State law governs the distribution of assets upon divorce. “Marital property” is generally defined as any property that has been acquired by either or both spouses during their marriage. “Separate property” is considered to be the sole property of one spouse and remains undivided on divorce. Equitable distribution states divide marital property “equitably” (fairly) and consider factors such as how long the marriage has lasted, the earnings of each spouse, what each spouse has contributed to the acquired asset.

In contrast, based on the presumption that both spouses have contributed equally to the marriage, community property states divide marital property “equally” (or fifty-fifty). There are only nine community property states including Arizona, California, Idaho, Louisiana, New Mexico, Nevada, Texas, Washington and Wisconsin.

Retirement Benefits are Generally Considered to be “Marital Property”

Retirement benefits or pension plans of either spouse are considered to be marital property, to the extent that they are earned or contributed to during the marriage. Accordingly, retirement plans and pensions must be included with the rest of the marital property that is to be divided upon divorce. Typically, the benefits are valued and then apportioned between marital and separate property by the court in a Domestic Relations Order (DRO) or a Qualified Domestic Relations Order (QDRO). However, any contributions made prior to the marriage or after divorce are usually considered to be separate property of the contributing spouse.

Retirement Plans Not Included in Marital Property
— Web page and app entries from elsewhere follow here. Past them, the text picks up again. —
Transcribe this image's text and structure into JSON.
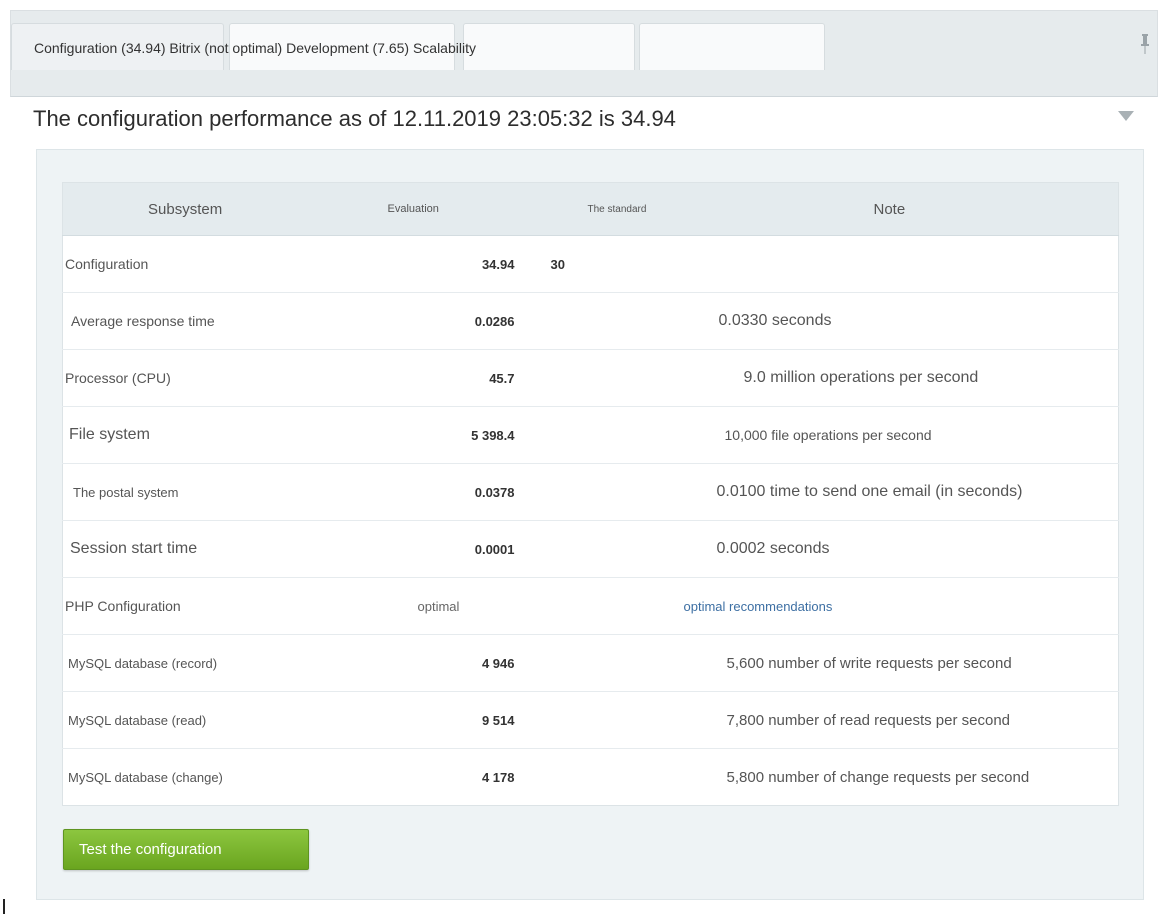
{
  "tabs": {
    "labels_line": "Configuration (34.94) Bitrix (not optimal) Development (7.65) Scalability"
  },
  "heading": "The configuration performance as of 12.11.2019 23:05:32 is 34.94",
  "table": {
    "headers": {
      "subsystem": "Subsystem",
      "evaluation": "Evaluation",
      "standard": "The standard",
      "note": "Note"
    },
    "rows": [
      {
        "subsystem": "Configuration",
        "evaluation": "34.94",
        "standard": "30",
        "note": ""
      },
      {
        "subsystem": "Average response time",
        "evaluation": "0.0286",
        "standard": "",
        "note": "0.0330 seconds"
      },
      {
        "subsystem": "Processor (CPU)",
        "evaluation": "45.7",
        "standard": "",
        "note": "9.0 million operations per second"
      },
      {
        "subsystem": "File system",
        "evaluation": "5 398.4",
        "standard": "",
        "note": "10,000 file operations per second"
      },
      {
        "subsystem": "The postal system",
        "evaluation": "0.0378",
        "standard": "",
        "note": "0.0100 time to send one email (in seconds)"
      },
      {
        "subsystem": "Session start time",
        "evaluation": "0.0001",
        "standard": "",
        "note": "0.0002 seconds"
      },
      {
        "subsystem": "PHP Configuration",
        "evaluation": "optimal",
        "standard": "",
        "note": "optimal recommendations"
      },
      {
        "subsystem": "MySQL database (record)",
        "evaluation": "4 946",
        "standard": "",
        "note": "5,600 number of write requests per second"
      },
      {
        "subsystem": "MySQL database (read)",
        "evaluation": "9 514",
        "standard": "",
        "note": "7,800 number of read requests per second"
      },
      {
        "subsystem": "MySQL database (change)",
        "evaluation": "4 178",
        "standard": "",
        "note": "5,800 number of change requests per second"
      }
    ]
  },
  "button": {
    "label": "Test the configuration"
  },
  "colors": {
    "button_green": "#7ab82e",
    "link_blue": "#3d6fa3",
    "header_bg": "#e4ebee"
  },
  "icons": {
    "pin": "pin-icon",
    "toggle": "triangle-down-icon"
  }
}
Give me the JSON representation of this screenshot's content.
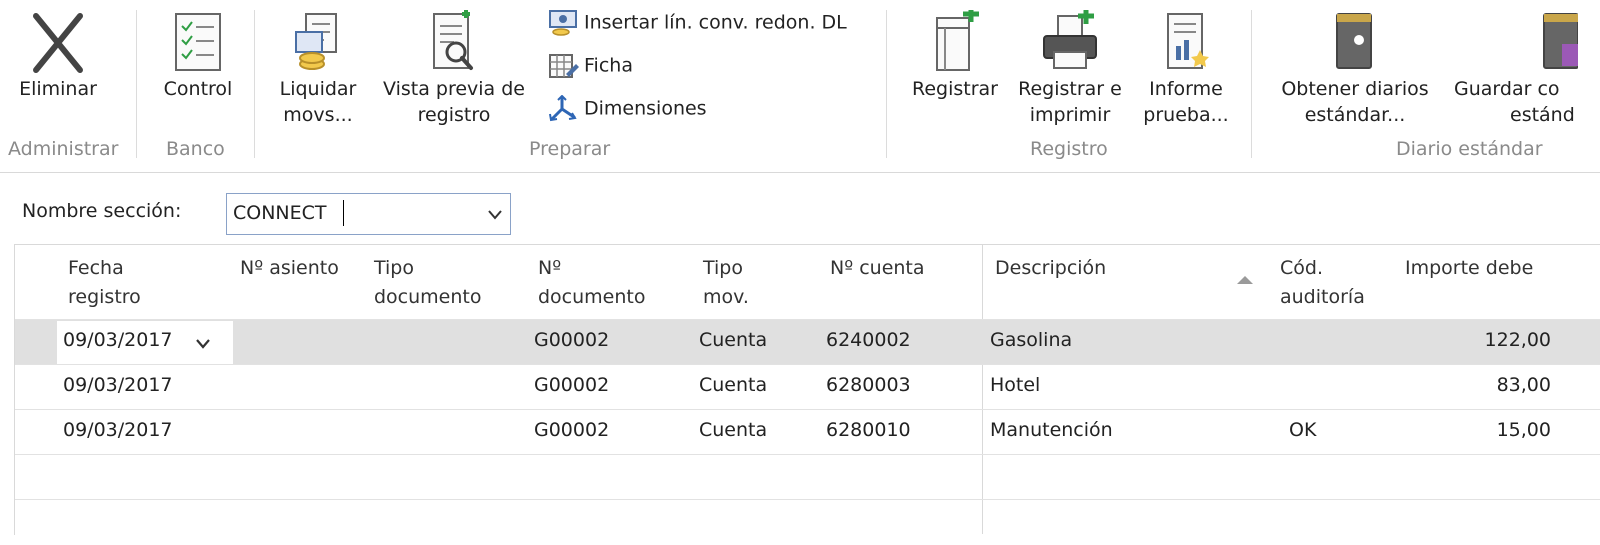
{
  "ribbon": {
    "groups": {
      "administrar": {
        "label": "Administrar",
        "delete_label": "Eliminar"
      },
      "banco": {
        "label": "Banco",
        "control_label": "Control"
      },
      "preparar": {
        "label": "Preparar",
        "liquidar_line1": "Liquidar",
        "liquidar_line2": "movs...",
        "vista_line1": "Vista previa de",
        "vista_line2": "registro",
        "insertar_label": "Insertar lín. conv. redon. DL",
        "ficha_label": "Ficha",
        "dimensiones_label": "Dimensiones"
      },
      "registro": {
        "label": "Registro",
        "registrar_label": "Registrar",
        "registrar_imprimir_line1": "Registrar e",
        "registrar_imprimir_line2": "imprimir",
        "informe_line1": "Informe",
        "informe_line2": "prueba..."
      },
      "diario": {
        "label": "Diario estándar",
        "obtener_line1": "Obtener diarios",
        "obtener_line2": "estándar...",
        "guardar_line1": "Guardar co",
        "guardar_line2": "estánd"
      }
    }
  },
  "filter": {
    "label": "Nombre sección:",
    "value": "CONNECT"
  },
  "grid": {
    "headers": {
      "fecha_1": "Fecha",
      "fecha_2": "registro",
      "asiento": "Nº asiento",
      "tipodoc_1": "Tipo",
      "tipodoc_2": "documento",
      "ndoc_1": "Nº",
      "ndoc_2": "documento",
      "tipomov_1": "Tipo",
      "tipomov_2": "mov.",
      "ncuenta": "Nº cuenta",
      "descripcion": "Descripción",
      "auditoria_1": "Cód.",
      "auditoria_2": "auditoría",
      "importe": "Importe debe"
    },
    "rows": [
      {
        "fecha": "09/03/2017",
        "ndoc": "G00002",
        "tipomov": "Cuenta",
        "ncuenta": "6240002",
        "descripcion": "Gasolina",
        "auditoria": "",
        "importe": "122,00"
      },
      {
        "fecha": "09/03/2017",
        "ndoc": "G00002",
        "tipomov": "Cuenta",
        "ncuenta": "6280003",
        "descripcion": "Hotel",
        "auditoria": "",
        "importe": "83,00"
      },
      {
        "fecha": "09/03/2017",
        "ndoc": "G00002",
        "tipomov": "Cuenta",
        "ncuenta": "6280010",
        "descripcion": "Manutención",
        "auditoria": "OK",
        "importe": "15,00"
      }
    ]
  }
}
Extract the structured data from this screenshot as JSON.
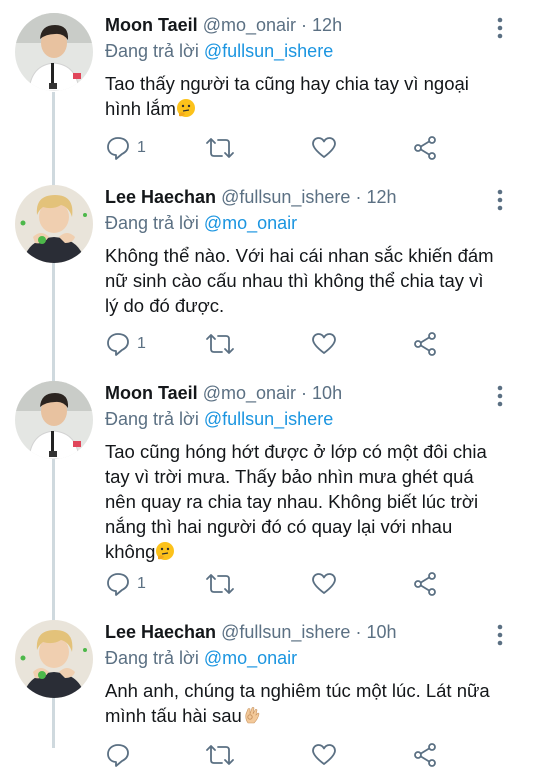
{
  "labels": {
    "replying_to": "Đang trả lời"
  },
  "colors": {
    "accent": "#1b95e0",
    "muted": "#5b7083",
    "thread_line": "#cfd9de"
  },
  "tweets": [
    {
      "name": "Moon Taeil",
      "handle": "@mo_onair",
      "separator": "·",
      "time": "12h",
      "reply_to": "@fullsun_ishere",
      "lines": [
        "Tao thấy người ta cũng hay chia tay vì ngoại",
        "hình lắm"
      ],
      "emoji": "thinking-face",
      "reply_count": "1"
    },
    {
      "name": "Lee Haechan",
      "handle": "@fullsun_ishere",
      "separator": "·",
      "time": "12h",
      "reply_to": "@mo_onair",
      "lines": [
        "Không thể nào. Với hai cái nhan sắc khiến đám",
        "nữ sinh cào cấu nhau thì không thể chia tay vì",
        "lý do đó được."
      ],
      "emoji": "",
      "reply_count": "1"
    },
    {
      "name": "Moon Taeil",
      "handle": "@mo_onair",
      "separator": "·",
      "time": "10h",
      "reply_to": "@fullsun_ishere",
      "lines": [
        "Tao cũng hóng hớt được ở lớp có một đôi chia",
        "tay vì trời mưa. Thấy bảo nhìn mưa ghét quá",
        "nên quay ra chia tay nhau. Không biết lúc trời",
        "nắng thì hai người đó có quay lại với nhau",
        "không"
      ],
      "emoji": "thinking-face",
      "reply_count": "1"
    },
    {
      "name": "Lee Haechan",
      "handle": "@fullsun_ishere",
      "separator": "·",
      "time": "10h",
      "reply_to": "@mo_onair",
      "lines": [
        "Anh anh, chúng ta nghiêm túc một lúc. Lát nữa",
        "mình tấu hài sau"
      ],
      "emoji": "ok-hand",
      "reply_count": ""
    }
  ]
}
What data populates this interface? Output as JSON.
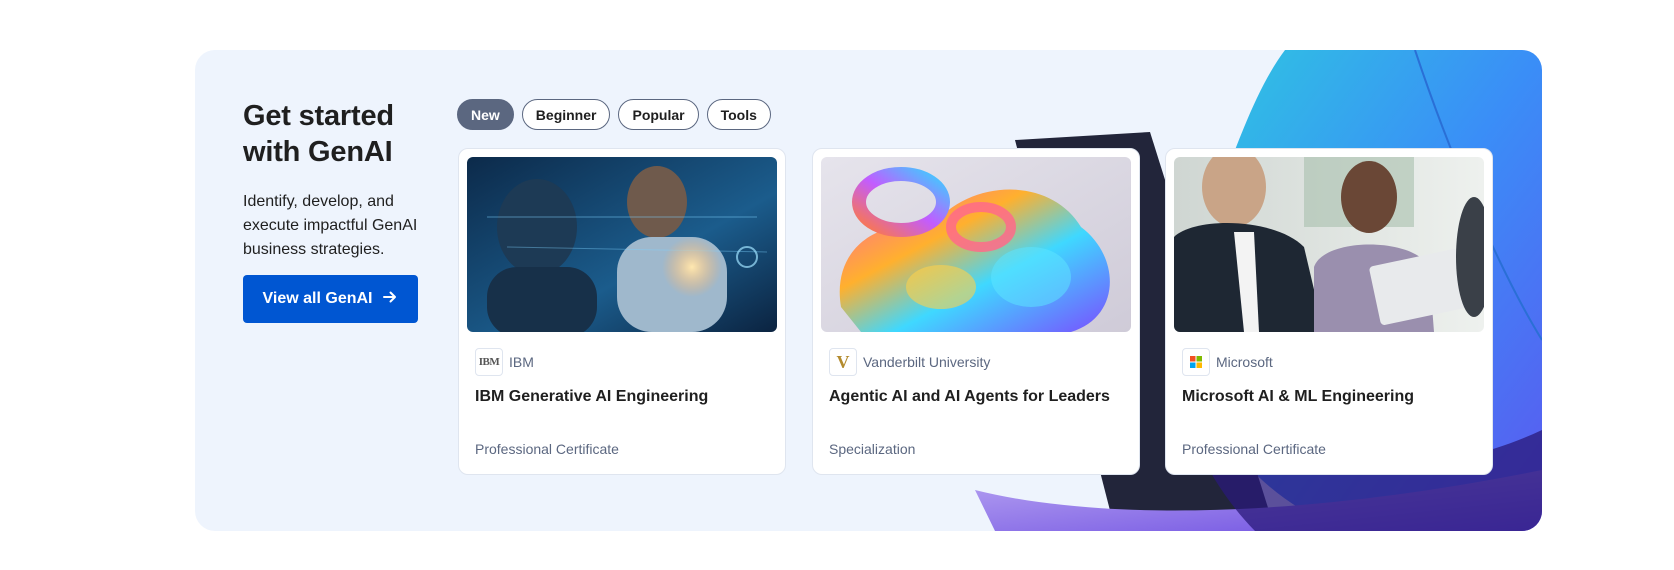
{
  "section": {
    "title": "Get started with GenAI",
    "description": "Identify, develop, and execute impactful GenAI business strategies.",
    "cta_label": "View all GenAI"
  },
  "filters": [
    {
      "label": "New",
      "active": true
    },
    {
      "label": "Beginner",
      "active": false
    },
    {
      "label": "Popular",
      "active": false
    },
    {
      "label": "Tools",
      "active": false
    }
  ],
  "cards": [
    {
      "partner": "IBM",
      "title": "IBM Generative AI Engineering",
      "type": "Professional Certificate"
    },
    {
      "partner": "Vanderbilt University",
      "title": "Agentic AI and AI Agents for Leaders",
      "type": "Specialization"
    },
    {
      "partner": "Microsoft",
      "title": "Microsoft AI & ML Engineering",
      "type": "Professional Certificate"
    }
  ],
  "logos": {
    "ibm": "IBM",
    "vanderbilt": "V"
  },
  "colors": {
    "accent": "#0056d2",
    "panel_bg": "#eef4fd",
    "chip_active": "#5b6780"
  }
}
Some retirement benefits and pensions may not be included with the other marital property that is subject to division upon divorce. Since some retirement plans are controlled by federal law, states are thereby preempted or precluded from applying their marital property laws to those assets. Examples of retirement benefits which are not included as distributable marital property are as follows:

  • Social Security payments
  • Military injury compensation
  • Railroad worker’ retirement benefits
  • Workers’ compensation disability awards

Methods for Distribution

Where the retirement benefits are considered to be marital property, a court might use the “deferred distribution” or the “immediate offset” approach to divide the assets upon divorce. Under the deferred distribution approach, the court typically retains its jurisdiction over the divorce and waits to distribute the benefits to the parties when they are actually paid to the pensioner.

In contrast, the immediate offset approach instantly awards an offsetting amount of marital property to the non-employee spouse, equivalent to their share of the plan, and the entire plan itself is awarded to the employee spouse. This is done by calculating the present value of the pension and determining how much was earned during marriage.

Domestic Relations Order/Qualified Domestic Relations Order

In order for one spouse to receive a share of the other spouse’s benefits on divorce, a court must issue a DRO or QDRO to apportion the pension. These orders typically provide specific language as to how retirement benefits are to be distributed between marital or separate property, and thus between the spouses. DROs and QDROs outline how the funds are transferred from the spouse holding the retirement plan, to the spouse to receive a share of the plan, and are included in the Final Judgment finalizing the divorce.